-- Aim of the exercise --
Where does "phpass" occur in the listing? Copy every line that holds it.

-- Material provided --
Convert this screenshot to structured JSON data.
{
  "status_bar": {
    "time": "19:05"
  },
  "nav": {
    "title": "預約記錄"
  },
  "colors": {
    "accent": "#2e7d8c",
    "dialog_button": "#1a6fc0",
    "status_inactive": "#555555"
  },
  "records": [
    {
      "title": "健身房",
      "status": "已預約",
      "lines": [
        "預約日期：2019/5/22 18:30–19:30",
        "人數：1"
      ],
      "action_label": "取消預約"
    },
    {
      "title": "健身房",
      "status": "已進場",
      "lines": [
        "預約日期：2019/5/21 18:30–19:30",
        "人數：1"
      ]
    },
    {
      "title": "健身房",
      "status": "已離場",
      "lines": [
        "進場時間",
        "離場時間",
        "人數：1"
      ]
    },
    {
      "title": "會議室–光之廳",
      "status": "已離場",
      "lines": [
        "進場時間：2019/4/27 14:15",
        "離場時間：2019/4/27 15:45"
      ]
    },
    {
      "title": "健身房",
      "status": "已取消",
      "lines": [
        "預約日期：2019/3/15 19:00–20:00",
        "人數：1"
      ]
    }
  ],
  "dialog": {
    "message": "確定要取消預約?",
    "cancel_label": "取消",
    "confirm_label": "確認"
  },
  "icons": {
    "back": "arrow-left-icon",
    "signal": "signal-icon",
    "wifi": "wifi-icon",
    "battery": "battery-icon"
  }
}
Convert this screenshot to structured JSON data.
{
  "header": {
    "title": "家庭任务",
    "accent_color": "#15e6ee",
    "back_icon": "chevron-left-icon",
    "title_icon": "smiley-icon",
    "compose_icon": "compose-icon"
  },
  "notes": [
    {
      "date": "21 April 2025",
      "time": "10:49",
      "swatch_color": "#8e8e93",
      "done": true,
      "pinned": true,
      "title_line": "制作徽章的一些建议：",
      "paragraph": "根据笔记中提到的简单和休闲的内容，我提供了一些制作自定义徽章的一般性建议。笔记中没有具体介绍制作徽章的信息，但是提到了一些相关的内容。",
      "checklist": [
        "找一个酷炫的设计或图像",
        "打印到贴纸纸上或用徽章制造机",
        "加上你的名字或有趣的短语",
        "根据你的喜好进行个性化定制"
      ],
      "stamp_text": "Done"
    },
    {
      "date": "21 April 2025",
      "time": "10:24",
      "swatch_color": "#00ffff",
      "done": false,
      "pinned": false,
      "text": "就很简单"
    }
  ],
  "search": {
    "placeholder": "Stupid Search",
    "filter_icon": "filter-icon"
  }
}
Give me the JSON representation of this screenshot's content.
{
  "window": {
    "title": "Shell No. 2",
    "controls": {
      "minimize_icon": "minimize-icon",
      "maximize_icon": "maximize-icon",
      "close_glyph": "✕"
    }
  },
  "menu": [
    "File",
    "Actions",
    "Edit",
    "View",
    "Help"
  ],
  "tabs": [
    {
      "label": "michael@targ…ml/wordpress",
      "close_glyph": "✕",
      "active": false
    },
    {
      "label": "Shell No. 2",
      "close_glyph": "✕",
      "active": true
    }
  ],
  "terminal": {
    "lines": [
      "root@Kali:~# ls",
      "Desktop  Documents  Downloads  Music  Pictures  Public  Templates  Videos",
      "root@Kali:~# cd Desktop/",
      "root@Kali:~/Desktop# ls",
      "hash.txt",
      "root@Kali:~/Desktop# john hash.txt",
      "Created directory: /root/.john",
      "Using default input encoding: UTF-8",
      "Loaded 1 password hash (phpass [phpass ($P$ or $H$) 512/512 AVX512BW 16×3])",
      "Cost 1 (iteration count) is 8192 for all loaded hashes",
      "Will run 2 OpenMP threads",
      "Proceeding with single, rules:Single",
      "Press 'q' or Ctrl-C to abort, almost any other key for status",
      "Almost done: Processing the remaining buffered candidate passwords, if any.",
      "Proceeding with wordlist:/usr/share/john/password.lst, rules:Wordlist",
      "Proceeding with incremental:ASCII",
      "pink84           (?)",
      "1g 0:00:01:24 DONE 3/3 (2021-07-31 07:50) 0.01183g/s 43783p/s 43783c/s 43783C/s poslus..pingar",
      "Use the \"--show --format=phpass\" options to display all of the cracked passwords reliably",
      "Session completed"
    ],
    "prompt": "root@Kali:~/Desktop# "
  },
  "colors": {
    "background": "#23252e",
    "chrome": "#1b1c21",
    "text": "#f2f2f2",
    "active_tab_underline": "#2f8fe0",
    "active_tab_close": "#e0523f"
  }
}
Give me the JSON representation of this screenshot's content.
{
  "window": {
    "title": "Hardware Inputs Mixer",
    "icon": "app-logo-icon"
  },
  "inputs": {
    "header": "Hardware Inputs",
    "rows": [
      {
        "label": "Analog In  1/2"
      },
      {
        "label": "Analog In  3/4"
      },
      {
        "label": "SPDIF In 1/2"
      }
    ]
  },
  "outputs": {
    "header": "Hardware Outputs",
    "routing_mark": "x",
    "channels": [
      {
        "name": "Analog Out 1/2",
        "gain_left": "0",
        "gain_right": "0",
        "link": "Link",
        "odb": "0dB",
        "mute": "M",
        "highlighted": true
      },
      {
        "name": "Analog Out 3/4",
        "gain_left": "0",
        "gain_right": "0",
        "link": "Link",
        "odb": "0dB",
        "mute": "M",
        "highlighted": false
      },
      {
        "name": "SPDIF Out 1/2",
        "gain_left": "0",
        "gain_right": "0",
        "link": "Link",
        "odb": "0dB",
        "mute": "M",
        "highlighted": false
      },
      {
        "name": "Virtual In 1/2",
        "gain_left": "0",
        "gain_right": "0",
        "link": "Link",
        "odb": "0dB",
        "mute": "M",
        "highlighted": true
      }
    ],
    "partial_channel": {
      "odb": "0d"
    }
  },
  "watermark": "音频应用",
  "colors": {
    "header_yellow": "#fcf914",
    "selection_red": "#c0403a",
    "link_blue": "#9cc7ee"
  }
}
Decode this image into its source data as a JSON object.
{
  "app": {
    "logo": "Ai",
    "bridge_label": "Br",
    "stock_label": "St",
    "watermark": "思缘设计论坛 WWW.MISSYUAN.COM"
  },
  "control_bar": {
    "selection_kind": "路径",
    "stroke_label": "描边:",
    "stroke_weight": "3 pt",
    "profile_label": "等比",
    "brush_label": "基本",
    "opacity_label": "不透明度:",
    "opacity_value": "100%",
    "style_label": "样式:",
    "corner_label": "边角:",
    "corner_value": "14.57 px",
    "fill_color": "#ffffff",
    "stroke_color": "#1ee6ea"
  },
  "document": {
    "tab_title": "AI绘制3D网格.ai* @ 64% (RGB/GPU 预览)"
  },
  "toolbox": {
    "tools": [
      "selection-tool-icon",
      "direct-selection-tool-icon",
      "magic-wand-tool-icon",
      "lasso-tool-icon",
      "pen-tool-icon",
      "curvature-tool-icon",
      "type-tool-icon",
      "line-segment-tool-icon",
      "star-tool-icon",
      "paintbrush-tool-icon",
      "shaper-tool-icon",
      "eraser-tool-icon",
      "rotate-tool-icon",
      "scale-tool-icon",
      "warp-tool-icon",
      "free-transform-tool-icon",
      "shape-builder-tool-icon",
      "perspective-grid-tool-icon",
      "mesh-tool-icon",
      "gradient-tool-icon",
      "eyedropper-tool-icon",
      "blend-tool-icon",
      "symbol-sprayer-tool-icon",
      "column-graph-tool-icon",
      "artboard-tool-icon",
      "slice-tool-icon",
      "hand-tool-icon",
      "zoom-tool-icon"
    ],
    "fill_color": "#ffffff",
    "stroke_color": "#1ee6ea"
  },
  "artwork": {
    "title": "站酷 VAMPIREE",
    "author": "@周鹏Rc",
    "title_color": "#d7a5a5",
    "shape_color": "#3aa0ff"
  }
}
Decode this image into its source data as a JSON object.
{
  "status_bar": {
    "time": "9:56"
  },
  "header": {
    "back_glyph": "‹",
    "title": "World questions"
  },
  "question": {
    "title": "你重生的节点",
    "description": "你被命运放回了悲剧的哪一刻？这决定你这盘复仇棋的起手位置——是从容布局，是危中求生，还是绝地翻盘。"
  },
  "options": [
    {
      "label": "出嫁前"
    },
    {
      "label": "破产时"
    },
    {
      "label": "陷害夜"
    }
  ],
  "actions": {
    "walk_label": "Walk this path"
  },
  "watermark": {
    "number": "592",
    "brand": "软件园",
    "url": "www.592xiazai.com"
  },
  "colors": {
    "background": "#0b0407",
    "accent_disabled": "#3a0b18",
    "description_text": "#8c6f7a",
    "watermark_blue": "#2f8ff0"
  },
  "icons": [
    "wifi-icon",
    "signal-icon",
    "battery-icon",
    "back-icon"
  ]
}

-- Output of the task --
      "Loaded 1 password hash (phpass [phpass ($P$ or $H$) 512/512 AVX512BW 16×3])",
      "Use the \"--show --format=phpass\" options to display all of the cracked passwords reliably",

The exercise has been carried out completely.